The developers behind the 50-storey Aykon London One tower in Nine Elms, which is due to complete in 2020 and will feature interiors by Versace, are perhaps hoping that being London’s first “fashion-branded” residential development will make the apartments more appealing. The Russian property platform Tranio is marketing a five-bedroom apartment with concierge and access to a residents’ swimming pool for £13.5m. On Bishop’s Avenue near Hampstead Heath, Glentree Estates is selling an eight-bedroom detached house behind imposing security gates for £12.5m.

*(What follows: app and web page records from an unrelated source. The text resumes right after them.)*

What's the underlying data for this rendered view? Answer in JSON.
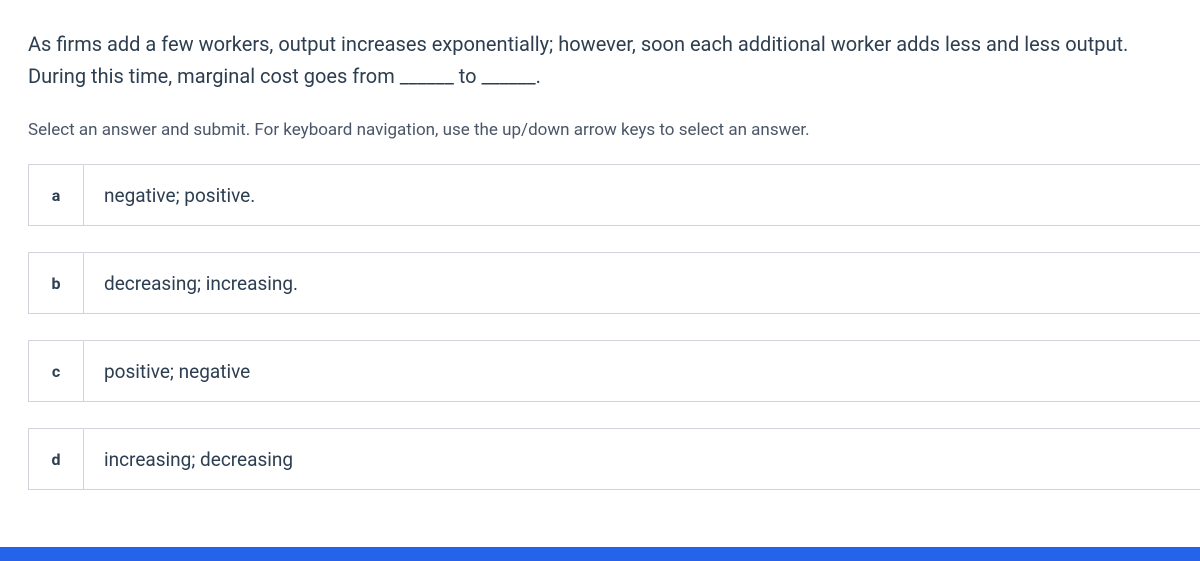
{
  "question": "As firms add a few workers, output increases exponentially; however, soon each additional worker adds less and less output. During this time, marginal cost goes from ______ to ______.",
  "instruction": "Select an answer and submit. For keyboard navigation, use the up/down arrow keys to select an answer.",
  "options": [
    {
      "letter": "a",
      "text": "negative; positive."
    },
    {
      "letter": "b",
      "text": "decreasing; increasing."
    },
    {
      "letter": "c",
      "text": "positive; negative"
    },
    {
      "letter": "d",
      "text": "increasing; decreasing"
    }
  ]
}
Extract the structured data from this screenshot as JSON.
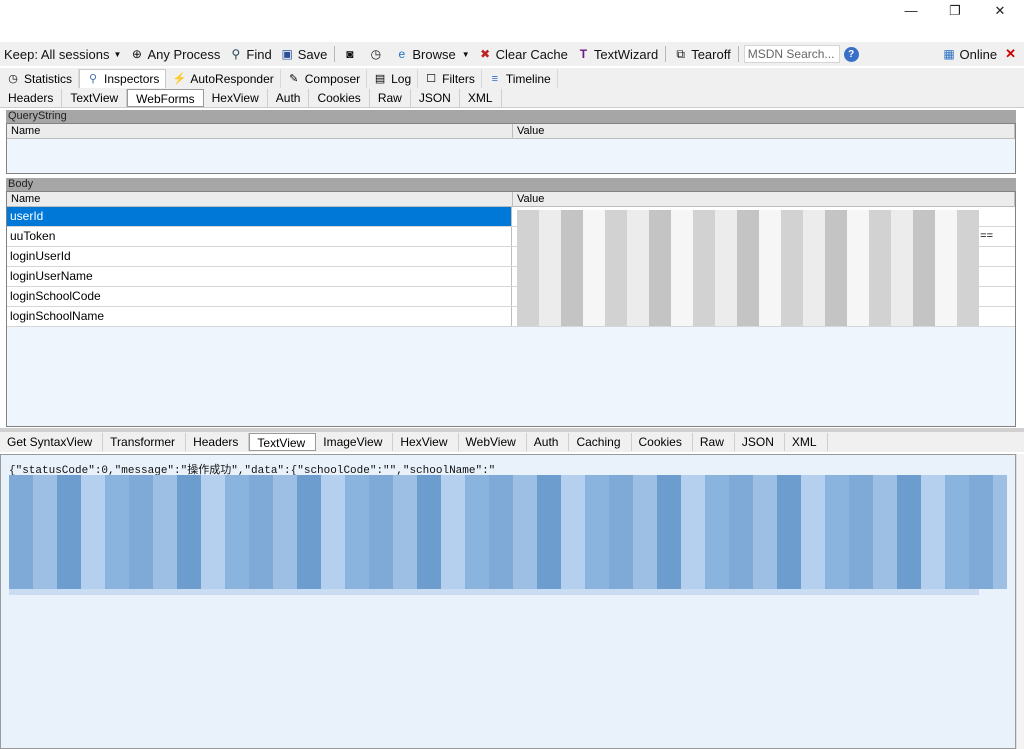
{
  "window": {
    "minimize": "—",
    "restore": "❐",
    "close": "✕"
  },
  "toolbar": {
    "keep": "Keep: All sessions",
    "process": "Any Process",
    "find": "Find",
    "save": "Save",
    "browse": "Browse",
    "clear_cache": "Clear Cache",
    "textwizard": "TextWizard",
    "tearoff": "Tearoff",
    "msdn_placeholder": "MSDN Search...",
    "online": "Online"
  },
  "main_tabs": [
    "Statistics",
    "Inspectors",
    "AutoResponder",
    "Composer",
    "Log",
    "Filters",
    "Timeline"
  ],
  "request_tabs": [
    "Headers",
    "TextView",
    "WebForms",
    "HexView",
    "Auth",
    "Cookies",
    "Raw",
    "JSON",
    "XML"
  ],
  "querystring": {
    "title": "QueryString",
    "col_name": "Name",
    "col_value": "Value"
  },
  "body": {
    "title": "Body",
    "col_name": "Name",
    "col_value": "Value",
    "rows": [
      {
        "name": "userId",
        "value": ""
      },
      {
        "name": "uuToken",
        "value": "=="
      },
      {
        "name": "loginUserId",
        "value": ""
      },
      {
        "name": "loginUserName",
        "value": ""
      },
      {
        "name": "loginSchoolCode",
        "value": ""
      },
      {
        "name": "loginSchoolName",
        "value": ""
      }
    ]
  },
  "response_tabs": [
    "Get SyntaxView",
    "Transformer",
    "Headers",
    "TextView",
    "ImageView",
    "HexView",
    "WebView",
    "Auth",
    "Caching",
    "Cookies",
    "Raw",
    "JSON",
    "XML"
  ],
  "response_text": "{\"statusCode\":0,\"message\":\"操作成功\",\"data\":{\"schoolCode\":\"\",\"schoolName\":\""
}
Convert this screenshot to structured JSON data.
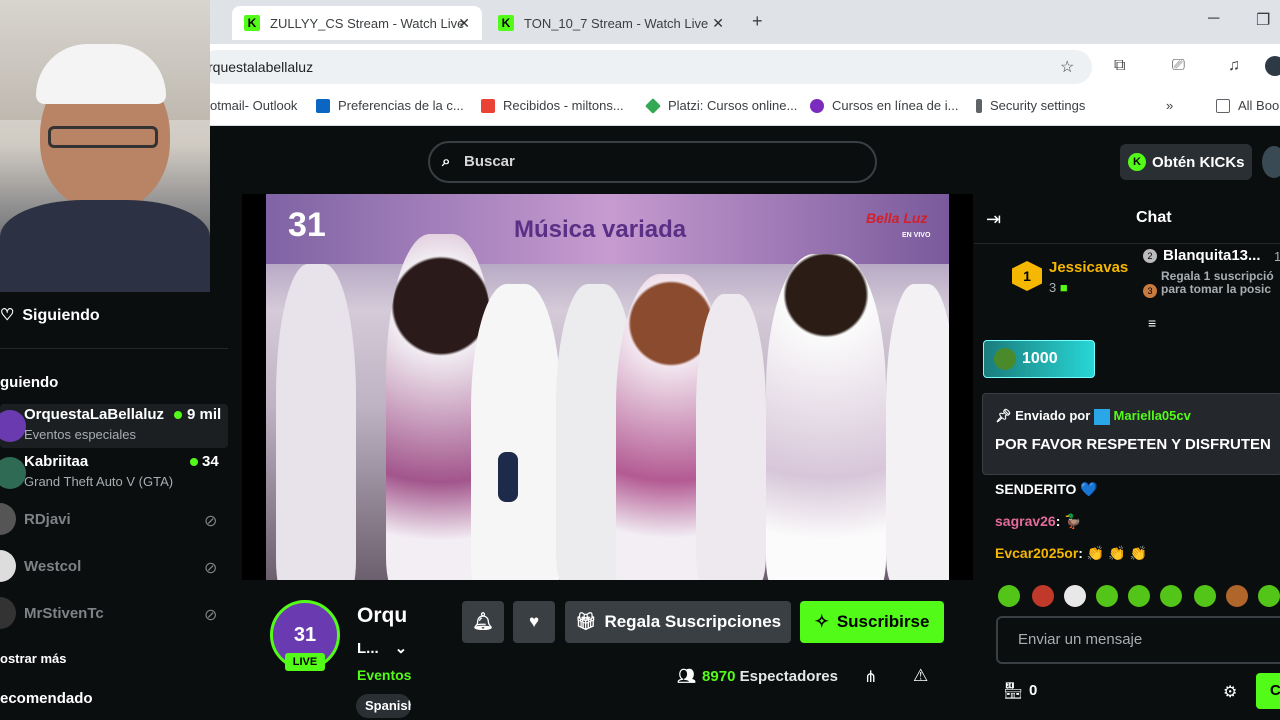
{
  "browser": {
    "tabs": [
      {
        "title": "ZULLYY_CS Stream - Watch Live"
      },
      {
        "title": "TON_10_7 Stream - Watch Live"
      }
    ],
    "url": "rquestalabellaluz",
    "bookmarks": [
      {
        "label": "otmail- Outlook"
      },
      {
        "label": "Preferencias de la c..."
      },
      {
        "label": "Recibidos - miltons..."
      },
      {
        "label": "Platzi: Cursos online..."
      },
      {
        "label": "Cursos en línea de i..."
      },
      {
        "label": "Security settings"
      },
      {
        "label": "All Boo"
      }
    ]
  },
  "header": {
    "search_placeholder": "Buscar",
    "get_kicks_label": "Obtén KICKs"
  },
  "sidebar": {
    "following_title": "Siguiendo",
    "section_label": "guiendo",
    "channels": [
      {
        "name": "OrquestaLaBellaluz",
        "category": "Eventos especiales",
        "viewers": "9 mil",
        "live": true
      },
      {
        "name": "Kabriitaa",
        "category": "Grand Theft Auto V (GTA)",
        "viewers": "34",
        "live": true
      },
      {
        "name": "RDjavi",
        "category": "",
        "viewers": "",
        "live": false
      },
      {
        "name": "Westcol",
        "category": "",
        "viewers": "",
        "live": false
      },
      {
        "name": "MrStivenTc",
        "category": "",
        "viewers": "",
        "live": false
      }
    ],
    "show_more": "ostrar más",
    "recommended": "ecomendado"
  },
  "video": {
    "overlay_title": "Música variada",
    "badge": "31",
    "brand": "Bella Luz",
    "brand_sub": "EN VIVO"
  },
  "stream": {
    "channel_short": "Orqu",
    "title_short": "L...",
    "category_short": "Eventos",
    "tag": "Spanish",
    "live_badge": "LIVE",
    "avatar_text": "31",
    "gift_label": "Regala Suscripciones",
    "subscribe_label": "Suscribirse",
    "viewers_count": "8970",
    "viewers_label": "Espectadores"
  },
  "chat": {
    "title": "Chat",
    "leaderboard": [
      {
        "rank": "1",
        "name": "Jessicavas",
        "count": "3"
      },
      {
        "rank": "2",
        "name": "Blanquita13...",
        "count": "1"
      },
      {
        "rank": "3",
        "name": "Regala 1 suscripció para tomar la posic",
        "count": "3"
      }
    ],
    "kicks_amount": "1000",
    "pinned_by_label": "Enviado por",
    "pinned_by_user": "Mariella05cv",
    "pinned_message": "POR FAVOR RESPETEN Y DISFRUTEN",
    "messages": [
      {
        "user": "",
        "text": "SENDERITO 💙"
      },
      {
        "user": "sagrav26",
        "text": ": 🦆"
      },
      {
        "user": "Evcar2025or",
        "text": ": 👏 👏 👏"
      }
    ],
    "input_placeholder": "Enviar un mensaje",
    "points": "0",
    "send_label": "C"
  },
  "colors": {
    "kick_green": "#53fc18",
    "bg": "#0b0e0f",
    "panel": "#24272c"
  }
}
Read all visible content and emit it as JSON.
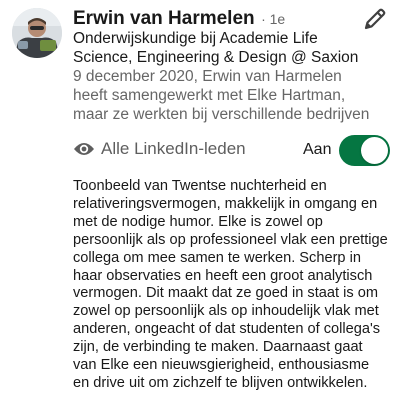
{
  "profile": {
    "name": "Erwin van Harmelen",
    "degree": "· 1e",
    "headline": "Onderwijskundige bij Academie Life Science, Engineering & Design @ Saxion",
    "meta": "9 december 2020, Erwin van Harmelen heeft samengewerkt met Elke Hartman, maar ze werkten bij verschillende bedrijven"
  },
  "visibility": {
    "label": "Alle LinkedIn-leden",
    "icon": "eye-icon"
  },
  "toggle": {
    "label": "Aan",
    "state": "on",
    "color": "#057642"
  },
  "recommendation": {
    "text": "Toonbeeld van Twentse nuchterheid en relativeringsvermogen, makkelijk in omgang en met de nodige humor. Elke is zowel op persoonlijk als op professioneel vlak een prettige collega om mee samen te werken. Scherp in haar observaties en heeft een groot analytisch vermogen. Dit maakt dat ze goed in staat is om zowel op persoonlijk als op inhoudelijk vlak met anderen, ongeacht of dat studenten of collega's zijn, de verbinding te maken. Daarnaast gaat van Elke een nieuwsgierigheid, enthousiasme en drive uit om zichzelf te blijven ontwikkelen."
  },
  "icons": {
    "edit": "pencil-icon",
    "avatar": "avatar"
  }
}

Educational institutions are still a universal pull, says Bailey, who estimates that £2bn in foreign purchases have been made in the past 12 months that have been motivated by education. Zotimova notes the problems of sourcing a pet-friendly home for one granddaughter of a Soviet ballet dancer who came with her dog.
Yet as Russian buyers may be moving on, Turkish buyers, who want to hedge their money against the falling lira and political uncertainty at home, have been on the rise since 2016, say agents. The numbers are still very small, says Carroll, “but in the last two years it must be double”.
Golden postcodes such as Belgravia and Chelsea are most popular, says Nathalie Hirst, a buying agent. “They are later to the game in the millionaire world and they work on the fact that if you buy in Knightsbridge it will always sound swish,” says Carroll.
Of the £4.4bn-worth of UK property bought with “suspicious wealth”, £4.2bn is in London, and a fifth is bought by Russians, according to a report last year by Transparency International UK, writes Hugo Cox. The majority flows through shell companies — foreign firms own roughly 40,000 London properties this way.
“Corrupt individuals [need] a getaway vehicle and a safe place to stash their stolen loot. Anonymous companies are the getaway vehicle and UK assets, such as property, are the safety deposit box,” says Duncan Hames of the organisation. Transparency campaigners are not the only ones sounding the alarm. In its annual report in May, the National Crime Agency (NCA) singled out London’s property market as a target for laundered money from Russia, Nigeria and Pakistan. Since the poisoning of the former Russian double agent Sergei Skripal and his daughter Yulia in Salisbury in March “ministers have spoken with renewed vigour about creating a hostile environment for dirty money”, says Hames.
The UK introduced a public register of companies in 2016 and has committed to introducing a register of the beneficial owners of overseas companies that hold UK property. But checks on the accuracy of the register, maintained by Companies House, are limited. The only person to have been convicted for faking records was Kevin Brewer, a businessmen who set out to demonstrate how easy it was to do so (one firm he created, Cleverly Clogs Ltd, included the government minister responsible for Companies House as a director).
“Unlike David Cameron, I just don’t think Theresa May is that interested,” says Oliver Bullough, author of Moneyland: Why Thieves and Crooks Now Rule the World and How to Take It Back. “Rich Russians deserting London property has much more to do with the fact that the value of the rouble has tanked.”